Unwanted side effects of trauma might include feeling fearful or on edge around other people. Trauma therapists can help their clients cope with their specific effects using cognitive behavioral therapy (CBT) and cognitive processing therapy (CPT). These forms of therapy focus on correcting one’s unhelpful thoughts and behaviors.
3) Move forward with their life.
Unfortunately, traumatic experiences can have a negative impact on an individual’s relationships with friends and family members, their professional life, and other important areas. Trauma-informed therapy recognizes this widespread impact and helps the individual move forward with their life.
While trauma therapists may differ in their approach to therapy, they are focused on helping their clients heal. This means analyzing a client’s particular presentation, exposure to trauma, and specific goals for therapy. Once they conduct their analysis, they can then tailor treatment to best help an individual.
Common Approaches to Trauma or PTSD Therapy
There are additional forms of therapy commonly used to treat victims of trauma that we have not yet touched on. These include:
1) Trauma-focused cognitive behavioral therapy (TFCBT)
TFCBT is essentially cognitive behavioral therapy tailored for people who have had traumatic experiences. This is a form of short-term talk therapy that helps clients confront and manage their thoughts related to the trauma.
2) Psychodynamic psychotherapy
In psychodynamic therapy, you will discuss your symptoms and detail the trauma you have experienced. This form of therapy depends on a strong client-therapist relationship. It is rooted in unveiling internal conflicts that are harming the client.
It also places a heavy focus on how relationships affect an individual: specifically, how they affect one’s thoughts, emotions, and behaviors.
3) Eye movement desensitization and reprocessing (EMDR)
The main goal of EMDR is to remove the blockage that is preventing the client from moving forward. This is accomplished through external stimulus (such as eye movement or hand-tapping). The stimulus directs your attention outward and is administered by the therapist while you talk about your trauma.
The above might prove helpful in your treatment journey, or another form of therapy might be necessary. Also, keep in mind that sometimes it takes more than one type of therapy to heal from trauma.
Online Trauma Therapy
Some therapists and psychologists can provide online trauma counseling, too. If you are seeking online mental health help for a traumatic experience, your therapist can use methods rooted in talk therapy. Telehealth sessions are a great option for receiving this type of care, as there are many benefits of online trauma therapy. For example:
- Comfort: Many people feel more comfortable talking to a therapist or counselor virtually. It takes the edge off and enables them to open up more quickly. This proves especially true for people who have been through distressing experiences like trauma.
- Convenience: Online trauma counseling is also more convenient than in-person sessions for many people.
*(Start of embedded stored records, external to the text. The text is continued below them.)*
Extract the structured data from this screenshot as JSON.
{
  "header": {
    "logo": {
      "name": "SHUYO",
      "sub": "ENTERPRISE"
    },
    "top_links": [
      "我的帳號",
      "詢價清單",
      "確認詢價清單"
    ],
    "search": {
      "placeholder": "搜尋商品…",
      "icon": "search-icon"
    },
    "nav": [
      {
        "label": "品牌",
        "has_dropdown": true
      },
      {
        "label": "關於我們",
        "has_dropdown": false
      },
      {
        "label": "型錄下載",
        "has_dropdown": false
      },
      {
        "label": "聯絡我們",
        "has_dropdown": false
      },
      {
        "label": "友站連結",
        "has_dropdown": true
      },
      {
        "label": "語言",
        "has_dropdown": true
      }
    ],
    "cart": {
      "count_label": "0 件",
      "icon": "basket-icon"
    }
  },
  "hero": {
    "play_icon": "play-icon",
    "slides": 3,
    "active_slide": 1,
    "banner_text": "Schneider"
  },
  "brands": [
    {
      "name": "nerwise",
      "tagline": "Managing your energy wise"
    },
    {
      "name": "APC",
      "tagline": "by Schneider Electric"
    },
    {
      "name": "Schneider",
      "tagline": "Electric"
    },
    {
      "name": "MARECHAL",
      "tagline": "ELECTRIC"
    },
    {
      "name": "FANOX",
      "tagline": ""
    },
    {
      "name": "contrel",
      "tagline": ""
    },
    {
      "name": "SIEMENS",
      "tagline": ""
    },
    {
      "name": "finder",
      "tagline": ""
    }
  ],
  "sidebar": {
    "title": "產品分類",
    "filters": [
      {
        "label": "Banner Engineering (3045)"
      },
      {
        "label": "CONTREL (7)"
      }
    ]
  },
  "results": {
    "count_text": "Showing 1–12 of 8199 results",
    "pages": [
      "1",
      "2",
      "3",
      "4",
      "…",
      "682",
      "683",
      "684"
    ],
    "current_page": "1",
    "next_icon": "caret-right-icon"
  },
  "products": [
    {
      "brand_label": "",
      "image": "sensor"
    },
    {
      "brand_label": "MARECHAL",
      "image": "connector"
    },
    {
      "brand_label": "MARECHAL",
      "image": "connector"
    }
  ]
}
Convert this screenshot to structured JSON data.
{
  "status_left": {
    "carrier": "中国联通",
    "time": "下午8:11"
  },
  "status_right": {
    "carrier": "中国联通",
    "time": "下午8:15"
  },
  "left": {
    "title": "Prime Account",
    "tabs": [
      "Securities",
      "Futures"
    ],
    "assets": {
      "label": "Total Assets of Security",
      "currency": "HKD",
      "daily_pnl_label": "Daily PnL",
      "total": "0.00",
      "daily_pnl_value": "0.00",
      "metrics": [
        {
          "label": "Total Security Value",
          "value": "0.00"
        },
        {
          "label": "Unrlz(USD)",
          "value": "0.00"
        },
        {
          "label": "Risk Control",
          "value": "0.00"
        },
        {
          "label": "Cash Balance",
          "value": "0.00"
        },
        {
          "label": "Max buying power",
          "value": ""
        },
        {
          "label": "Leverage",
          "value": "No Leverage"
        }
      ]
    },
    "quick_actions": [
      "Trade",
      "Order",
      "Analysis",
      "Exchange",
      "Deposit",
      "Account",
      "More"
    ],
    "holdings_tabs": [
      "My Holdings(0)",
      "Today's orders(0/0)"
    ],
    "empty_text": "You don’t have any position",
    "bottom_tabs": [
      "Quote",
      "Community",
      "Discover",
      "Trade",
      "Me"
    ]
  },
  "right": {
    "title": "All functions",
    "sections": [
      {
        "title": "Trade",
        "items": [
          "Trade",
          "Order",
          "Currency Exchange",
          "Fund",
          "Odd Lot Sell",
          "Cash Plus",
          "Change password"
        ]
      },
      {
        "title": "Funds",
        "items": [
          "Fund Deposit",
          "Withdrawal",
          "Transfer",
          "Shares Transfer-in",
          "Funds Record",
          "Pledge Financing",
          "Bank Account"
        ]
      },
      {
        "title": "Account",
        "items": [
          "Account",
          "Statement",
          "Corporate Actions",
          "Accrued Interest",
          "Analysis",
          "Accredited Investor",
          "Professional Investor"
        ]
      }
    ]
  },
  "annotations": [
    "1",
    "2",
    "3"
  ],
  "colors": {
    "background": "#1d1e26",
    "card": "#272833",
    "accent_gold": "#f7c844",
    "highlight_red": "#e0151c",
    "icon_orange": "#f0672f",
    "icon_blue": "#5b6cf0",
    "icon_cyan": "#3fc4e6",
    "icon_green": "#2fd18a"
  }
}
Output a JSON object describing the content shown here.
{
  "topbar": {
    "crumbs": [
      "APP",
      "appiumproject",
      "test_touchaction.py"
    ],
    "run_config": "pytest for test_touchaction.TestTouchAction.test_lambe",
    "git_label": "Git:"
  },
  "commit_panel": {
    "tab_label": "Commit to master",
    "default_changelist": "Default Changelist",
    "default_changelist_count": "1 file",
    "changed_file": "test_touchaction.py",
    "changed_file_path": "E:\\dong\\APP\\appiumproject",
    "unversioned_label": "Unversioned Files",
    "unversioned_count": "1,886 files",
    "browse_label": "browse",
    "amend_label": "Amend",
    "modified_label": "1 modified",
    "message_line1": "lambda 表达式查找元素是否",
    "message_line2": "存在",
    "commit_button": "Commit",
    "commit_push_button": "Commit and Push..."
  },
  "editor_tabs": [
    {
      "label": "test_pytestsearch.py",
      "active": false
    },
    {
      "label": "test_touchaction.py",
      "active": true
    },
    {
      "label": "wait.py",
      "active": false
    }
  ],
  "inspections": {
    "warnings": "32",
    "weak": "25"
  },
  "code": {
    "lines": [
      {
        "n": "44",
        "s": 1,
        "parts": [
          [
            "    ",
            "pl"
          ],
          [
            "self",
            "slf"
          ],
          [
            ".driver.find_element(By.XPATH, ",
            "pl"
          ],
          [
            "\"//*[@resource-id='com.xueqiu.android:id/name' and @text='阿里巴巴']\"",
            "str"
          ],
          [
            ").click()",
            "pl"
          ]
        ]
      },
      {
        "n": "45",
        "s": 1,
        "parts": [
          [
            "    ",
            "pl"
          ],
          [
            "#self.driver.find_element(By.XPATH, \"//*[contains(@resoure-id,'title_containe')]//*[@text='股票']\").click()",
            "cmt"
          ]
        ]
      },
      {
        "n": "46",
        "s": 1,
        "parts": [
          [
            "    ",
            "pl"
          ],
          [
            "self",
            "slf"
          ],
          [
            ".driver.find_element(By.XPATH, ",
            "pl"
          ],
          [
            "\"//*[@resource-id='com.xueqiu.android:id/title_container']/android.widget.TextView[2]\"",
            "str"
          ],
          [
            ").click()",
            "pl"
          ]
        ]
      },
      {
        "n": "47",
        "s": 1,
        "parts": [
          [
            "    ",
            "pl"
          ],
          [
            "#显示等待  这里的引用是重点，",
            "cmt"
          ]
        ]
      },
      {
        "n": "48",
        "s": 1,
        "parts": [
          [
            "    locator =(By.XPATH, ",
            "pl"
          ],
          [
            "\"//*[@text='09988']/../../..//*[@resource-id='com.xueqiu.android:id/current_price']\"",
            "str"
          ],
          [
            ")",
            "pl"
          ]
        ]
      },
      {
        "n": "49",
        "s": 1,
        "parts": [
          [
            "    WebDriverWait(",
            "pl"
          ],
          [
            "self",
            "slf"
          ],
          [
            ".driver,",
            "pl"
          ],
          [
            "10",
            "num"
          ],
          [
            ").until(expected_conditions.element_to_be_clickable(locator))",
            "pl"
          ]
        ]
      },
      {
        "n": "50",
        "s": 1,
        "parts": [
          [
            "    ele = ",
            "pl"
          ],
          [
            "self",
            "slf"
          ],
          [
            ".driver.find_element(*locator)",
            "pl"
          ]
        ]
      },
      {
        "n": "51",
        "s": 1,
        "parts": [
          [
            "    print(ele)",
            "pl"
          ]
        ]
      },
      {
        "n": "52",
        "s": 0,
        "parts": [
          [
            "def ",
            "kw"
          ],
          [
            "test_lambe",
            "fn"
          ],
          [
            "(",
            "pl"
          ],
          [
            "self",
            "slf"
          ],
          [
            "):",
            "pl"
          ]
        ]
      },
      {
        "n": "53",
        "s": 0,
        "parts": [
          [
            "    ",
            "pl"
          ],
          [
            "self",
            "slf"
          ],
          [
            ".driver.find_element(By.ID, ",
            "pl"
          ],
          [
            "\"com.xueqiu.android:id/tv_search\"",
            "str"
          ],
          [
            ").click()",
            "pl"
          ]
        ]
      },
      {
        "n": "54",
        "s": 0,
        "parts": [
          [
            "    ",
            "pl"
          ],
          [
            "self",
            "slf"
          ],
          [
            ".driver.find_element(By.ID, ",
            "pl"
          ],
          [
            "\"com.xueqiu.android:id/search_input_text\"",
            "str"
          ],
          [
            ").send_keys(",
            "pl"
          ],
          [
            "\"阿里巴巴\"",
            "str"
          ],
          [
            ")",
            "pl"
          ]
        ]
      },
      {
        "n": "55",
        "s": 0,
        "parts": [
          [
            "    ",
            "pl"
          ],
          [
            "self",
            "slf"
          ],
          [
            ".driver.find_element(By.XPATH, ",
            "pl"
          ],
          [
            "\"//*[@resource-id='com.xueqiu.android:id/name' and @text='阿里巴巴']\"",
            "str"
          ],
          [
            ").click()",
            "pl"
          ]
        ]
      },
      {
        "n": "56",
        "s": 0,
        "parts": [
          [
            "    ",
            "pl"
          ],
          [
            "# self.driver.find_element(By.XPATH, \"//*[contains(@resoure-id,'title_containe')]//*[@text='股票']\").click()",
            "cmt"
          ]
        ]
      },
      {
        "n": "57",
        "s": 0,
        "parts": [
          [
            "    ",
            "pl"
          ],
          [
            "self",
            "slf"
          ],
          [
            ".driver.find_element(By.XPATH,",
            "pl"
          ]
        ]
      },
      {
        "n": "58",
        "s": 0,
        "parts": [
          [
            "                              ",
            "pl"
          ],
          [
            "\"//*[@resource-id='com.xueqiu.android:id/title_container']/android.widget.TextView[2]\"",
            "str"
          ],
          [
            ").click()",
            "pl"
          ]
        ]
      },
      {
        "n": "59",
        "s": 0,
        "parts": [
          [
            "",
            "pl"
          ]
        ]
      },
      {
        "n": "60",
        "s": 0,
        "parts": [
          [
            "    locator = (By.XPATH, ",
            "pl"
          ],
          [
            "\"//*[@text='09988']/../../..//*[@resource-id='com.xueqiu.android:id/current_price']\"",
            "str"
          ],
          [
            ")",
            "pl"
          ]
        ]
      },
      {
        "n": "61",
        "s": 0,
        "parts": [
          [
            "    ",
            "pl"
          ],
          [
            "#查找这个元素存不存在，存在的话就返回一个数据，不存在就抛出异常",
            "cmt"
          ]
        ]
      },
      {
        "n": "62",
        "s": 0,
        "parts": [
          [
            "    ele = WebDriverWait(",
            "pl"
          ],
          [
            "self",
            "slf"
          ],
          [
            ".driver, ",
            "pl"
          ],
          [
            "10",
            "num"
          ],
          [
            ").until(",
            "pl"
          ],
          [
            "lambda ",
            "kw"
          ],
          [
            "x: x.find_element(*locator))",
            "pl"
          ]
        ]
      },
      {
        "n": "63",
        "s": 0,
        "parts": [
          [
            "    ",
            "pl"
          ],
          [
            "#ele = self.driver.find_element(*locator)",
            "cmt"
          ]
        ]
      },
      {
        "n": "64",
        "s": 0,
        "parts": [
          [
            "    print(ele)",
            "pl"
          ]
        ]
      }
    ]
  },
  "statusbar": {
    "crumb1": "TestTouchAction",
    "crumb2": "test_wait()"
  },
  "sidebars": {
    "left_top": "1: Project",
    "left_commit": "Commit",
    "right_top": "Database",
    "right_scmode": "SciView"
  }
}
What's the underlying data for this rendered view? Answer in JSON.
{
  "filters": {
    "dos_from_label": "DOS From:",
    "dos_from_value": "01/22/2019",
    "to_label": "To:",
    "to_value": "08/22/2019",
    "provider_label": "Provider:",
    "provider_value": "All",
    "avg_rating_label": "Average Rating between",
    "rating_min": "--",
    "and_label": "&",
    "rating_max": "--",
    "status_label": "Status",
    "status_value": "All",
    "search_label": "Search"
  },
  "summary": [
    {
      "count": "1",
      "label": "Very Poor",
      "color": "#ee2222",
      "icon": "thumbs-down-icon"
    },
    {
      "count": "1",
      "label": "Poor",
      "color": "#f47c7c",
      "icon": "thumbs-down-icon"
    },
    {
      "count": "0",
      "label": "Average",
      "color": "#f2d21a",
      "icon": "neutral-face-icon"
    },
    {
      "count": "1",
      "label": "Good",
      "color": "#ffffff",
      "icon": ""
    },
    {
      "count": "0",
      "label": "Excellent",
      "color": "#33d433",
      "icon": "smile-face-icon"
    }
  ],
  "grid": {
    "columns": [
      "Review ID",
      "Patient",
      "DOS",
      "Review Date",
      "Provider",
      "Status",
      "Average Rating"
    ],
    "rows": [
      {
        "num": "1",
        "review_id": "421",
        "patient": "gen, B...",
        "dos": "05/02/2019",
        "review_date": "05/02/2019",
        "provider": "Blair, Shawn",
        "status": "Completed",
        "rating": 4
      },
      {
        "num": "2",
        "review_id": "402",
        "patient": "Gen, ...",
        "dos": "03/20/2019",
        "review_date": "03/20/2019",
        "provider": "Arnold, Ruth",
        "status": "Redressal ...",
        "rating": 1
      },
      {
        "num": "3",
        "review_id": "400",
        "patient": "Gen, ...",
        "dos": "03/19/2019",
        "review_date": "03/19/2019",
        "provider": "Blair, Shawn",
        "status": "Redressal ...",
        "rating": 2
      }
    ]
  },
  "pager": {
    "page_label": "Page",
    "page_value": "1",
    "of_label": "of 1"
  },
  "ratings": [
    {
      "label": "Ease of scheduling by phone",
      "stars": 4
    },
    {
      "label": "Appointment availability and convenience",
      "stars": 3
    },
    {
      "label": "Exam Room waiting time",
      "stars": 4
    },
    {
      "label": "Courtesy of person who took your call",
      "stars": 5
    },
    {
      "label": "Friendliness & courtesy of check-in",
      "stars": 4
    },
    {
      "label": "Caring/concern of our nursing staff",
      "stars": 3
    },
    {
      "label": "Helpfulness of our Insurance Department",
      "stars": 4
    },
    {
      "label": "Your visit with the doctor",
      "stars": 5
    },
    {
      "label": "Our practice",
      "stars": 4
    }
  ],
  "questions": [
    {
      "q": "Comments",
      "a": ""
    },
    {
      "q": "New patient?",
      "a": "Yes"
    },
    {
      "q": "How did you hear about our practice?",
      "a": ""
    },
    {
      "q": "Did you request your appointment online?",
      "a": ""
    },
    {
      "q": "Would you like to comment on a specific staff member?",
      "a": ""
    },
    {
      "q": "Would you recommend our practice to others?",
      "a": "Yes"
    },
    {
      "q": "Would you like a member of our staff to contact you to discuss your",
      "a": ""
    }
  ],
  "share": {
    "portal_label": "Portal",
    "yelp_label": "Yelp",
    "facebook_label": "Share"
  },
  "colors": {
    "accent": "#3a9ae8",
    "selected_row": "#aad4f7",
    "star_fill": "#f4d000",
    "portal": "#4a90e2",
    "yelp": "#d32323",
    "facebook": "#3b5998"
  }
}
Telehealth sessions allow people to attend their appointments from home, over the phone or video. They don’t have to worry about traveling to the office to meet with their trauma therapist.
Online trauma therapy is a comfortable, convenient option. There are many other benefits to talking to your trauma counselor virtually as well. If you’re interested, you can get started with online trauma counseling at Thriveworks today.
Quick Facts About Trauma
- According to the National Center for PTSD, 7-8% of the population will have PTSD at some point in their lives.
- Around 8 million adults have PTSD in any given year.
- More than 13 million people or an estimated 5% of Americans have PTSD at any given time.
- Women are twice as likely as men to develop PTSD. About 10 out of every 100 women (10%) develop PTSD in their lifetime compared with 4 out of every 100 men.
- According to the Substance Abuse and Mental Health Services Administration (SAMHSA), more than two-thirds of US kids experience trauma by age 16.
- In 2015, 683,000 kids experienced child abuse or neglect.
- More than half of US families have been affected by some form of disaster.